*What the task asks:* The response must be a precise copy of the records that follow.

[Excerpts from an interface dataset]
###

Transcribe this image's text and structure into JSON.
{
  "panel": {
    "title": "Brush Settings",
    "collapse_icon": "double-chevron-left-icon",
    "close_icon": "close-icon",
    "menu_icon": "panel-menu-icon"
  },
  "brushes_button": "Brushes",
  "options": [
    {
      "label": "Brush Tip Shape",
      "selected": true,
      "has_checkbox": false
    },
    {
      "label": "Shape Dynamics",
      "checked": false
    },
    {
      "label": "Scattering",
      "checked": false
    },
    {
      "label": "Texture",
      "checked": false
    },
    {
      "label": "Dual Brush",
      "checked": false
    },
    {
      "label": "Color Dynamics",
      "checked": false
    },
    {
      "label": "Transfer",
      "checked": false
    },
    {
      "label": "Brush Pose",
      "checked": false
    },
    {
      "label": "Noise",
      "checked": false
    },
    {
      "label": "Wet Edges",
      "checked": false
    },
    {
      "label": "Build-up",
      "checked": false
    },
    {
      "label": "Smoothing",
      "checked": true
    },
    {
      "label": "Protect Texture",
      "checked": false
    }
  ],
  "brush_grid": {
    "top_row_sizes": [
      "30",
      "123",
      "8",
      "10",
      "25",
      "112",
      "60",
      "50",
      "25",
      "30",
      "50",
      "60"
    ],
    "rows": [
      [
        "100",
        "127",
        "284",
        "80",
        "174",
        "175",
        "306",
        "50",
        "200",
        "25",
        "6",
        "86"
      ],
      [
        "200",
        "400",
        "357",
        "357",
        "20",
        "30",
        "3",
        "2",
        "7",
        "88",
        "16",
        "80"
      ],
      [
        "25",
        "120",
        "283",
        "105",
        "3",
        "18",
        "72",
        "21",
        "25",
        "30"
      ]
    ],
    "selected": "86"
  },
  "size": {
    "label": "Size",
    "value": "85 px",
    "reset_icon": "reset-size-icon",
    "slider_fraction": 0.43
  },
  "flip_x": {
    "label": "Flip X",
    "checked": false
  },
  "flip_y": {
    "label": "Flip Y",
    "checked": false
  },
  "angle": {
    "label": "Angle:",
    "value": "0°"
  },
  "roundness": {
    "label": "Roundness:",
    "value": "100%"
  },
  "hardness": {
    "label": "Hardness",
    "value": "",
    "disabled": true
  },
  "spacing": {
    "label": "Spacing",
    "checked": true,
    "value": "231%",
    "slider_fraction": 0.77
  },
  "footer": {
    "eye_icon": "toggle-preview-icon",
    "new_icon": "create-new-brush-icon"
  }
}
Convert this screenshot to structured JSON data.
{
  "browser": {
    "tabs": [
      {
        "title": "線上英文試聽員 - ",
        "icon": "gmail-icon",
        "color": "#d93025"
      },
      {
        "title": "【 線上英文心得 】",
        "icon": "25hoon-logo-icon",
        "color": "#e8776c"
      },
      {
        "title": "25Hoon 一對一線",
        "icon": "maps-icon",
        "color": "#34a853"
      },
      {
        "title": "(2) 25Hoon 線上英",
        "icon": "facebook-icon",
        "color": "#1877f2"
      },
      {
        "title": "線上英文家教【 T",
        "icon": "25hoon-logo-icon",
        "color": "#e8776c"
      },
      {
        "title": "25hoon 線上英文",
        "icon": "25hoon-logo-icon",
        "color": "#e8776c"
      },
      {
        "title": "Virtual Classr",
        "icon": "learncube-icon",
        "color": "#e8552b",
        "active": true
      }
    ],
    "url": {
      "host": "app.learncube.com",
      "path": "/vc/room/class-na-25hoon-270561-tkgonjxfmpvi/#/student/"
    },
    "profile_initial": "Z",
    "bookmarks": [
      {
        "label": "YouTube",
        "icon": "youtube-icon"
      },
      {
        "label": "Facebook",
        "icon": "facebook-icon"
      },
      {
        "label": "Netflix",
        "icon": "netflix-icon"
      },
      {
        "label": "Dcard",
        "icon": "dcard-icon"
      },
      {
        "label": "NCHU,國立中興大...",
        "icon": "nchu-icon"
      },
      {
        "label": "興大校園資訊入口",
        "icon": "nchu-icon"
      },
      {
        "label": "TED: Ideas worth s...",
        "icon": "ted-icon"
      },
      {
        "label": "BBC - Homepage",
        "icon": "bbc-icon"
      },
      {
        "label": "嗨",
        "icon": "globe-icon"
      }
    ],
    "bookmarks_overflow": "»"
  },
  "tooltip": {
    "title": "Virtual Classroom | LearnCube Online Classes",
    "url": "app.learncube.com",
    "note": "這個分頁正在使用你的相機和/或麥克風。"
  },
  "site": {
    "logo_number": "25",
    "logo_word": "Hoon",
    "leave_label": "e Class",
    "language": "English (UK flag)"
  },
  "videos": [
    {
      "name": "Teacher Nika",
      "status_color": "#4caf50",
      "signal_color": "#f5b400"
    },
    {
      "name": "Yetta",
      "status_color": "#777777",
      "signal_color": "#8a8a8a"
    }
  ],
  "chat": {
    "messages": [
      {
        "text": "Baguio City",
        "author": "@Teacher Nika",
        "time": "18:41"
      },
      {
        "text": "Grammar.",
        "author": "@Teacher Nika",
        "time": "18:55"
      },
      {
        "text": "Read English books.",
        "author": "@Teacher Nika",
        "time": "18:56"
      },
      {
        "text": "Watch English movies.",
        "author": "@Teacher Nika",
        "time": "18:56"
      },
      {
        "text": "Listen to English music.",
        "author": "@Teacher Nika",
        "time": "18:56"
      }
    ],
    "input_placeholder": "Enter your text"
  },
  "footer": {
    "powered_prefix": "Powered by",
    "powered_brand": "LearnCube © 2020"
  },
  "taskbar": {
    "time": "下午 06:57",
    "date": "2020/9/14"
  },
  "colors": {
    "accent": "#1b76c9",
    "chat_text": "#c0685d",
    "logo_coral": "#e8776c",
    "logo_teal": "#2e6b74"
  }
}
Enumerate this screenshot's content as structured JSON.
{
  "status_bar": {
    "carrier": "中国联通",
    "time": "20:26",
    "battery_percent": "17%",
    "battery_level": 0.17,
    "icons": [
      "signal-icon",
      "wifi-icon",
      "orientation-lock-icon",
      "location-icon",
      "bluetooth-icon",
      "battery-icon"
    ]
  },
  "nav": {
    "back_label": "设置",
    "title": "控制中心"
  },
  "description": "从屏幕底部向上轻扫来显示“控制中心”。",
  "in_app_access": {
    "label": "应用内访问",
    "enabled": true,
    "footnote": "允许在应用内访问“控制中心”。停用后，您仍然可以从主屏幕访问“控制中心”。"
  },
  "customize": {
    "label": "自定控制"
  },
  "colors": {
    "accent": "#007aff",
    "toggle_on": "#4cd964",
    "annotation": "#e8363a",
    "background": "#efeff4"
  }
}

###

*Your solution:*
Transcribe this image's text and structure into JSON.
{
  "panel": {
    "title": "Brush Settings",
    "collapse_icon": "double-chevron-left-icon",
    "close_icon": "close-icon",
    "menu_icon": "panel-menu-icon"
  },
  "brushes_button": "Brushes",
  "options": [
    {
      "label": "Brush Tip Shape",
      "selected": true,
      "has_checkbox": false
    },
    {
      "label": "Shape Dynamics",
      "checked": false
    },
    {
      "label": "Scattering",
      "checked": false
    },
    {
      "label": "Texture",
      "checked": false
    },
    {
      "label": "Dual Brush",
      "checked": false
    },
    {
      "label": "Color Dynamics",
      "checked": false
    },
    {
      "label": "Transfer",
      "checked": false
    },
    {
      "label": "Brush Pose",
      "checked": false
    },
    {
      "label": "Noise",
      "checked": false
    },
    {
      "label": "Wet Edges",
      "checked": false
    },
    {
      "label": "Build-up",
      "checked": false
    },
    {
      "label": "Smoothing",
      "checked": true
    },
    {
      "label": "Protect Texture",
      "checked": false
    }
  ],
  "brush_grid": {
    "top_row_sizes": [
      "30",
      "123",
      "8",
      "10",
      "25",
      "112",
      "60",
      "50",
      "25",
      "30",
      "50",
      "60"
    ],
    "rows": [
      [
        "100",
        "127",
        "284",
        "80",
        "174",
        "175",
        "306",
        "50",
        "200",
        "25",
        "6",
        "86"
      ],
      [
        "200",
        "400",
        "357",
        "357",
        "20",
        "30",
        "3",
        "2",
        "7",
        "88",
        "16",
        "80"
      ],
      [
        "25",
        "120",
        "283",
        "105",
        "3",
        "18",
        "72",
        "21",
        "25",
        "30"
      ]
    ],
    "selected": "86"
  },
  "size": {
    "label": "Size",
    "value": "85 px",
    "reset_icon": "reset-size-icon",
    "slider_fraction": 0.43
  },
  "flip_x": {
    "label": "Flip X",
    "checked": false
  },
  "flip_y": {
    "label": "Flip Y",
    "checked": false
  },
  "angle": {
    "label": "Angle:",
    "value": "0°"
  },
  "roundness": {
    "label": "Roundness:",
    "value": "100%"
  },
  "hardness": {
    "label": "Hardness",
    "value": "",
    "disabled": true
  },
  "spacing": {
    "label": "Spacing",
    "checked": true,
    "value": "231%",
    "slider_fraction": 0.77
  },
  "footer": {
    "eye_icon": "toggle-preview-icon",
    "new_icon": "create-new-brush-icon"
  }
}
Convert this screenshot to structured JSON data.
{
  "browser": {
    "tabs": [
      {
        "title": "線上英文試聽員 - ",
        "icon": "gmail-icon",
        "color": "#d93025"
      },
      {
        "title": "【 線上英文心得 】",
        "icon": "25hoon-logo-icon",
        "color": "#e8776c"
      },
      {
        "title": "25Hoon 一對一線",
        "icon": "maps-icon",
        "color": "#34a853"
      },
      {
        "title": "(2) 25Hoon 線上英",
        "icon": "facebook-icon",
        "color": "#1877f2"
      },
      {
        "title": "線上英文家教【 T",
        "icon": "25hoon-logo-icon",
        "color": "#e8776c"
      },
      {
        "title": "25hoon 線上英文",
        "icon": "25hoon-logo-icon",
        "color": "#e8776c"
      },
      {
        "title": "Virtual Classr",
        "icon": "learncube-icon",
        "color": "#e8552b",
        "active": true
      }
    ],
    "url": {
      "host": "app.learncube.com",
      "path": "/vc/room/class-na-25hoon-270561-tkgonjxfmpvi/#/student/"
    },
    "profile_initial": "Z",
    "bookmarks": [
      {
        "label": "YouTube",
        "icon": "youtube-icon"
      },
      {
        "label": "Facebook",
        "icon": "facebook-icon"
      },
      {
        "label": "Netflix",
        "icon": "netflix-icon"
      },
      {
        "label": "Dcard",
        "icon": "dcard-icon"
      },
      {
        "label": "NCHU,國立中興大...",
        "icon": "nchu-icon"
      },
      {
        "label": "興大校園資訊入口",
        "icon": "nchu-icon"
      },
      {
        "label": "TED: Ideas worth s...",
        "icon": "ted-icon"
      },
      {
        "label": "BBC - Homepage",
        "icon": "bbc-icon"
      },
      {
        "label": "嗨",
        "icon": "globe-icon"
      }
    ],
    "bookmarks_overflow": "»"
  },
  "tooltip": {
    "title": "Virtual Classroom | LearnCube Online Classes",
    "url": "app.learncube.com",
    "note": "這個分頁正在使用你的相機和/或麥克風。"
  },
  "site": {
    "logo_number": "25",
    "logo_word": "Hoon",
    "leave_label": "e Class",
    "language": "English (UK flag)"
  },
  "videos": [
    {
      "name": "Teacher Nika",
      "status_color": "#4caf50",
      "signal_color": "#f5b400"
    },
    {
      "name": "Yetta",
      "status_color": "#777777",
      "signal_color": "#8a8a8a"
    }
  ],
  "chat": {
    "messages": [
      {
        "text": "Baguio City",
        "author": "@Teacher Nika",
        "time": "18:41"
      },
      {
        "text": "Grammar.",
        "author": "@Teacher Nika",
        "time": "18:55"
      },
      {
        "text": "Read English books.",
        "author": "@Teacher Nika",
        "time": "18:56"
      },
      {
        "text": "Watch English movies.",
        "author": "@Teacher Nika",
        "time": "18:56"
      },
      {
        "text": "Listen to English music.",
        "author": "@Teacher Nika",
        "time": "18:56"
      }
    ],
    "input_placeholder": "Enter your text"
  },
  "footer": {
    "powered_prefix": "Powered by",
    "powered_brand": "LearnCube © 2020"
  },
  "taskbar": {
    "time": "下午 06:57",
    "date": "2020/9/14"
  },
  "colors": {
    "accent": "#1b76c9",
    "chat_text": "#c0685d",
    "logo_coral": "#e8776c",
    "logo_teal": "#2e6b74"
  }
}
Enumerate this screenshot's content as structured JSON.
{
  "status_bar": {
    "carrier": "中国联通",
    "time": "20:26",
    "battery_percent": "17%",
    "battery_level": 0.17,
    "icons": [
      "signal-icon",
      "wifi-icon",
      "orientation-lock-icon",
      "location-icon",
      "bluetooth-icon",
      "battery-icon"
    ]
  },
  "nav": {
    "back_label": "设置",
    "title": "控制中心"
  },
  "description": "从屏幕底部向上轻扫来显示“控制中心”。",
  "in_app_access": {
    "label": "应用内访问",
    "enabled": true,
    "footnote": "允许在应用内访问“控制中心”。停用后，您仍然可以从主屏幕访问“控制中心”。"
  },
  "customize": {
    "label": "自定控制"
  },
  "colors": {
    "accent": "#007aff",
    "toggle_on": "#4cd964",
    "annotation": "#e8363a",
    "background": "#efeff4"
  }
}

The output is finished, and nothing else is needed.